Start of Data under study

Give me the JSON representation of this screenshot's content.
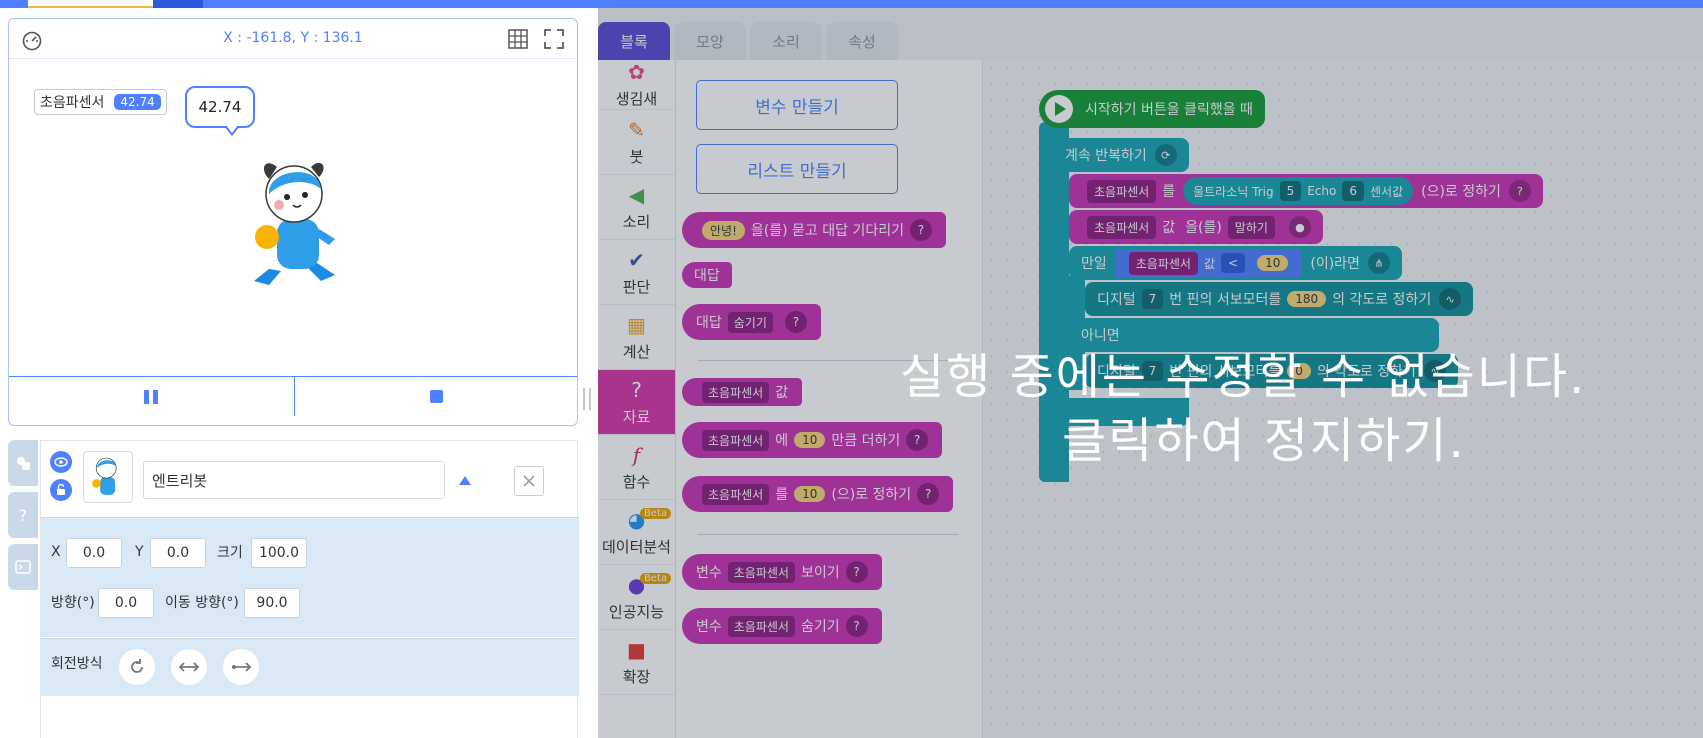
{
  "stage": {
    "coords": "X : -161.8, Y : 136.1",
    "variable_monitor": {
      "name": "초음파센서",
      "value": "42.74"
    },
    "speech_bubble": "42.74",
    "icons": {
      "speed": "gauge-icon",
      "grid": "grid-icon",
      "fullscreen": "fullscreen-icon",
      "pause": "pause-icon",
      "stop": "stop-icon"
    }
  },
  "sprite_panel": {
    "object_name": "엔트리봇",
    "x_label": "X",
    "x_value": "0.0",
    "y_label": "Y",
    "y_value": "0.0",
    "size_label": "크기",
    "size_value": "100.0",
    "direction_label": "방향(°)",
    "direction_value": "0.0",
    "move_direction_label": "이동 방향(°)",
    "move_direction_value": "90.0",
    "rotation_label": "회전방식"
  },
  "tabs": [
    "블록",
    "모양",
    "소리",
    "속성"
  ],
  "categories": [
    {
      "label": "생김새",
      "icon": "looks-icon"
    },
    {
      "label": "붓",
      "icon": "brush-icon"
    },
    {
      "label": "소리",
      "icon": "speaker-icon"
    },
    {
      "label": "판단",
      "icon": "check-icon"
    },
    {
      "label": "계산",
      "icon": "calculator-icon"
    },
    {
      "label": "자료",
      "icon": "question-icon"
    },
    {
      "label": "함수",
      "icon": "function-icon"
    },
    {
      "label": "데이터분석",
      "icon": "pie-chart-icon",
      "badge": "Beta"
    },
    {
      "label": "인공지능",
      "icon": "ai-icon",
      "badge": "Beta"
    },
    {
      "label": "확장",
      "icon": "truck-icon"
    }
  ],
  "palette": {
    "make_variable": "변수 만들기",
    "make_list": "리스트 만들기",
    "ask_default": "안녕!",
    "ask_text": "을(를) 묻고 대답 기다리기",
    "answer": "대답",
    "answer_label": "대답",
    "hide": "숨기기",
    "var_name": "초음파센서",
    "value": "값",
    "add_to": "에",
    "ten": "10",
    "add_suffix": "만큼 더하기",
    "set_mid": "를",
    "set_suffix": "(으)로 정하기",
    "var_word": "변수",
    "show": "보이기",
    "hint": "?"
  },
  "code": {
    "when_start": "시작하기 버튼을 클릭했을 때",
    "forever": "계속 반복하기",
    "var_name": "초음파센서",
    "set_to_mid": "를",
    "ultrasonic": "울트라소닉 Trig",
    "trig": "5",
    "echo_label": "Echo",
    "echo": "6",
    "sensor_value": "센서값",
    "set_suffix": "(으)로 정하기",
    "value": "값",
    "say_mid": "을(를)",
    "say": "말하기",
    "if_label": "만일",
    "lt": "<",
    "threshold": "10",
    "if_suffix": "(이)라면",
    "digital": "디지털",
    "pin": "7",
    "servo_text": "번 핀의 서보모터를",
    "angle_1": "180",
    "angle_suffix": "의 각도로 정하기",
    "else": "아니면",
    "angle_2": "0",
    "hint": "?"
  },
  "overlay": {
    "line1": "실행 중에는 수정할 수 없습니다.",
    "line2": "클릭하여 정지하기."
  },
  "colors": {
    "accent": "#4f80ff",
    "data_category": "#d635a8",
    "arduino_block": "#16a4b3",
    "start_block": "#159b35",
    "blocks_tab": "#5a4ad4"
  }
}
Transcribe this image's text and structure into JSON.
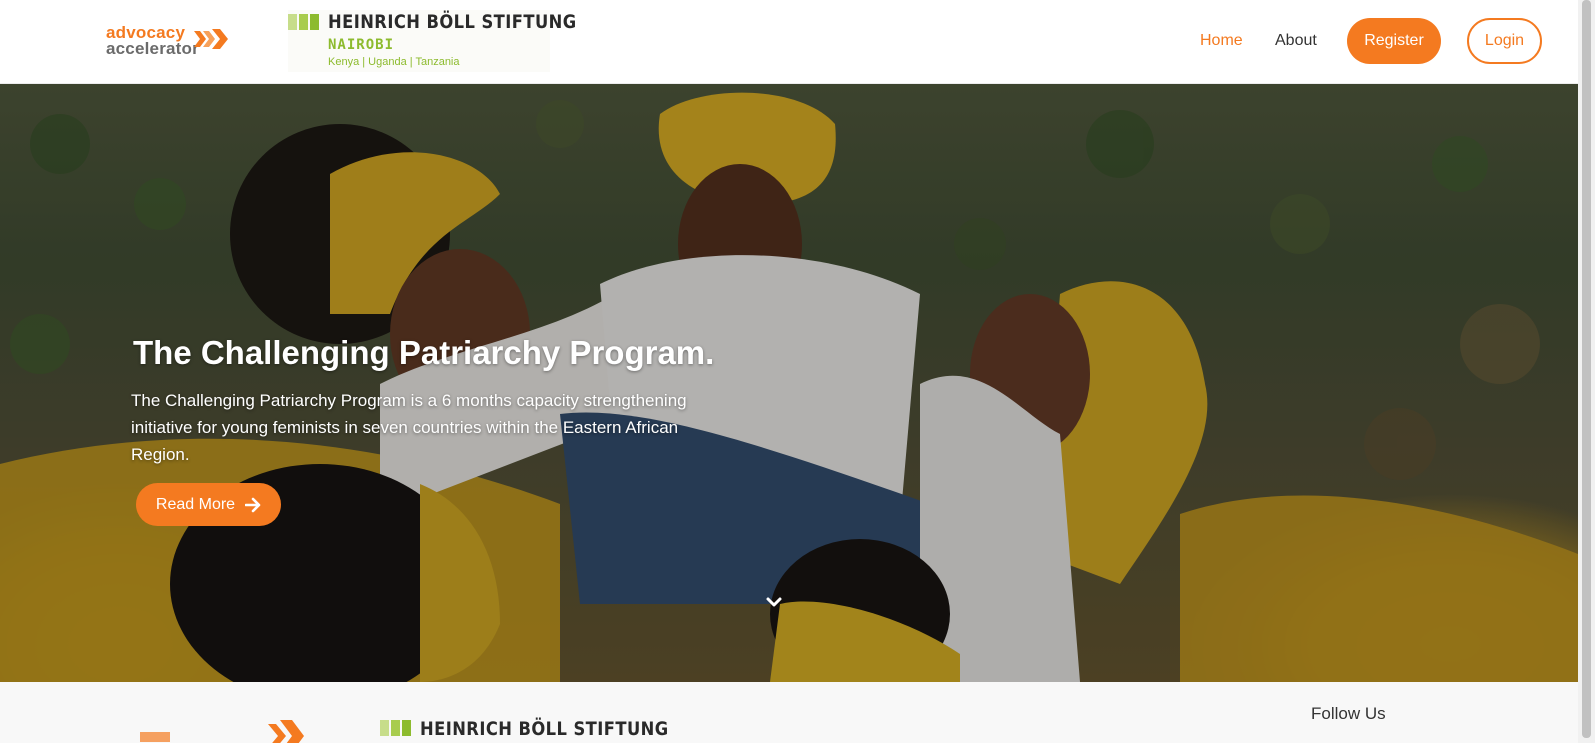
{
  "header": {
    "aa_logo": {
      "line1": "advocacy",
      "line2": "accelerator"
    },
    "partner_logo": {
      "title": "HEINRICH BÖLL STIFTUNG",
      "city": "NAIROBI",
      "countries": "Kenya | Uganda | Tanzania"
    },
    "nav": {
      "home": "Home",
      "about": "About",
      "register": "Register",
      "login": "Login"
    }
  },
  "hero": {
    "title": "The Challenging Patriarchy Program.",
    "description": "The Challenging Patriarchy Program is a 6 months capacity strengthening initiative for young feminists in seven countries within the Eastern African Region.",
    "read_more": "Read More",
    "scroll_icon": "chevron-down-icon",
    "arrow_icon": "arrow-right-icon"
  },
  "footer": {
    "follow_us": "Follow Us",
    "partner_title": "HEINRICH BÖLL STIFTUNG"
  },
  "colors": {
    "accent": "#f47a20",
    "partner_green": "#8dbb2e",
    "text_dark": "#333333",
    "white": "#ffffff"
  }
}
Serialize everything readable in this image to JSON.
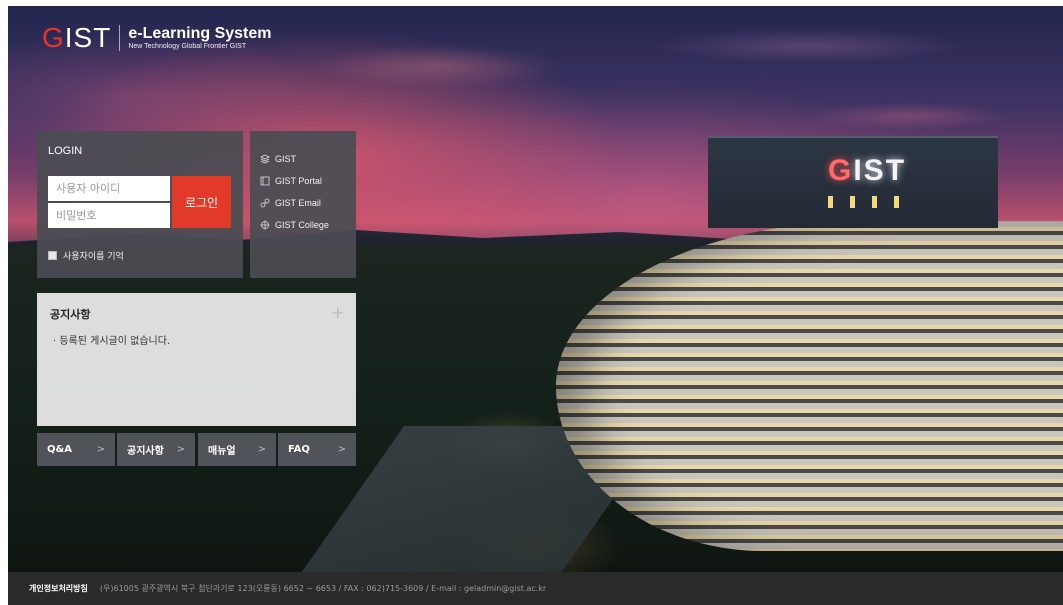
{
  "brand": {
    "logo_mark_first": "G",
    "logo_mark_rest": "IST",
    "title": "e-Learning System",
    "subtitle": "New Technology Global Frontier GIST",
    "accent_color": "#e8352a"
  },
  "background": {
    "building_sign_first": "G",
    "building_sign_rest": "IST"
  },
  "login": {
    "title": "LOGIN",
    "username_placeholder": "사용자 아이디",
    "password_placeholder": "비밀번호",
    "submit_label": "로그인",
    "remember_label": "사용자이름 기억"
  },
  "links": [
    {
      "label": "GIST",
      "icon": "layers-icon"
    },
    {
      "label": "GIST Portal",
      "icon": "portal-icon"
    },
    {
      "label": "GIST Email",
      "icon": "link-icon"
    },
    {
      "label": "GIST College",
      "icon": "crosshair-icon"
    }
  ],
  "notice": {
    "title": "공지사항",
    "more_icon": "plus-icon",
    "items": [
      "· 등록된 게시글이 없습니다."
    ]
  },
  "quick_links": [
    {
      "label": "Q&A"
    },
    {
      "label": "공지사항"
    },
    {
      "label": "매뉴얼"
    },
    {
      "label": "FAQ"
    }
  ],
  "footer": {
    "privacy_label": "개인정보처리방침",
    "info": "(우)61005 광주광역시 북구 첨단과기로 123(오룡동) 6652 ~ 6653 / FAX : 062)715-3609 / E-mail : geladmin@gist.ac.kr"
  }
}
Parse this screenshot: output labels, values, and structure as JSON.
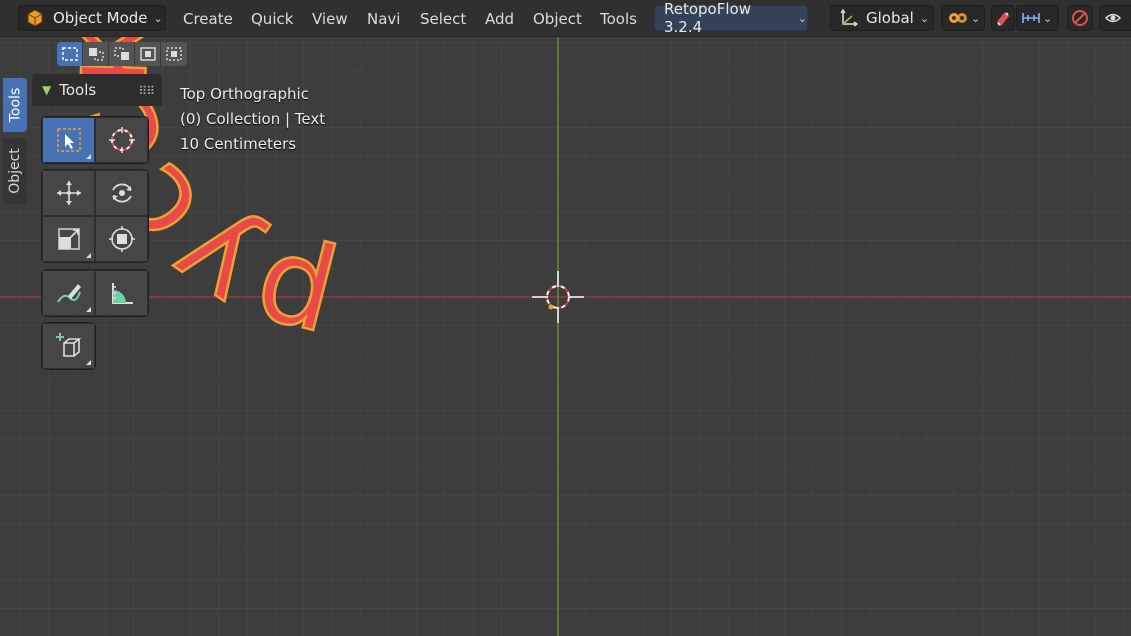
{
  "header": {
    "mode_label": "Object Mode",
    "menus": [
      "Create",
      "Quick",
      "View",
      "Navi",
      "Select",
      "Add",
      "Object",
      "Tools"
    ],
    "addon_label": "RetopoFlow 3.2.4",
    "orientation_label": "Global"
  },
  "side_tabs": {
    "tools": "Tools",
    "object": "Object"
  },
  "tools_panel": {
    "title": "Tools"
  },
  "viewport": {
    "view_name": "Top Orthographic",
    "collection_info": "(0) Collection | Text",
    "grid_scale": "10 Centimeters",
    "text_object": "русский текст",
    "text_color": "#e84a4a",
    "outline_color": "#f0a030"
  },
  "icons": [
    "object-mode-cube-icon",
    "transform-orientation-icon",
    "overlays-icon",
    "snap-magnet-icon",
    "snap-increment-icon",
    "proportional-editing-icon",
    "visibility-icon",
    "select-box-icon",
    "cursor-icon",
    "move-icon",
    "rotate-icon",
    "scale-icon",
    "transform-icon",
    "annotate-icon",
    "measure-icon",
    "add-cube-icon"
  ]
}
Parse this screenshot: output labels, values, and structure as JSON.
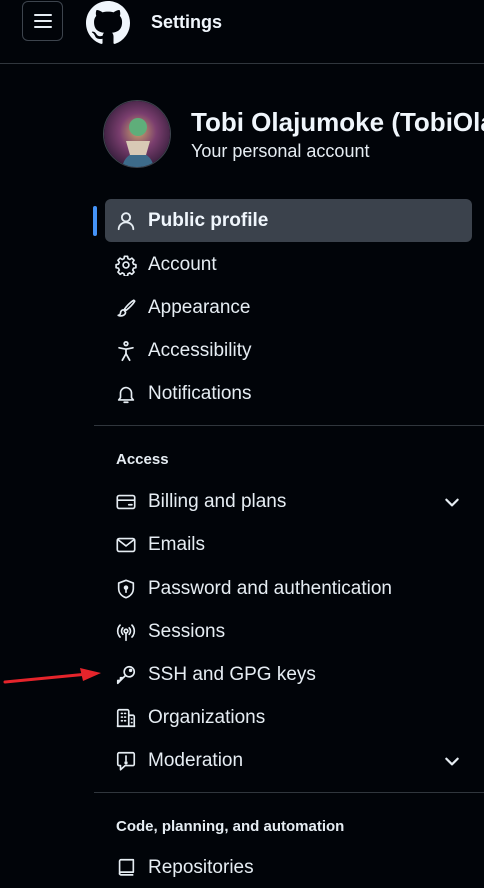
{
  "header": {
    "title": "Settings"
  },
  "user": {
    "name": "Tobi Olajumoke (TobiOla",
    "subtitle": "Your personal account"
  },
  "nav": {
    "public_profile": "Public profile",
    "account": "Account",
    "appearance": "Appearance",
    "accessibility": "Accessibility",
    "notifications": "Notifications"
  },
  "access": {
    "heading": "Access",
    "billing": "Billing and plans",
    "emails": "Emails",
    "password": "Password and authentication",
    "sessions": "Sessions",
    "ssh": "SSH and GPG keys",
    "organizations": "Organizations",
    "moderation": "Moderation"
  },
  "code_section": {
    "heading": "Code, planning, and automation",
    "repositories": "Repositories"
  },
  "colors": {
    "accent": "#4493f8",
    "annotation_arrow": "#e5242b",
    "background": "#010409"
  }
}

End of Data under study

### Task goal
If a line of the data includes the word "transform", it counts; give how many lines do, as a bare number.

### Exercise output
2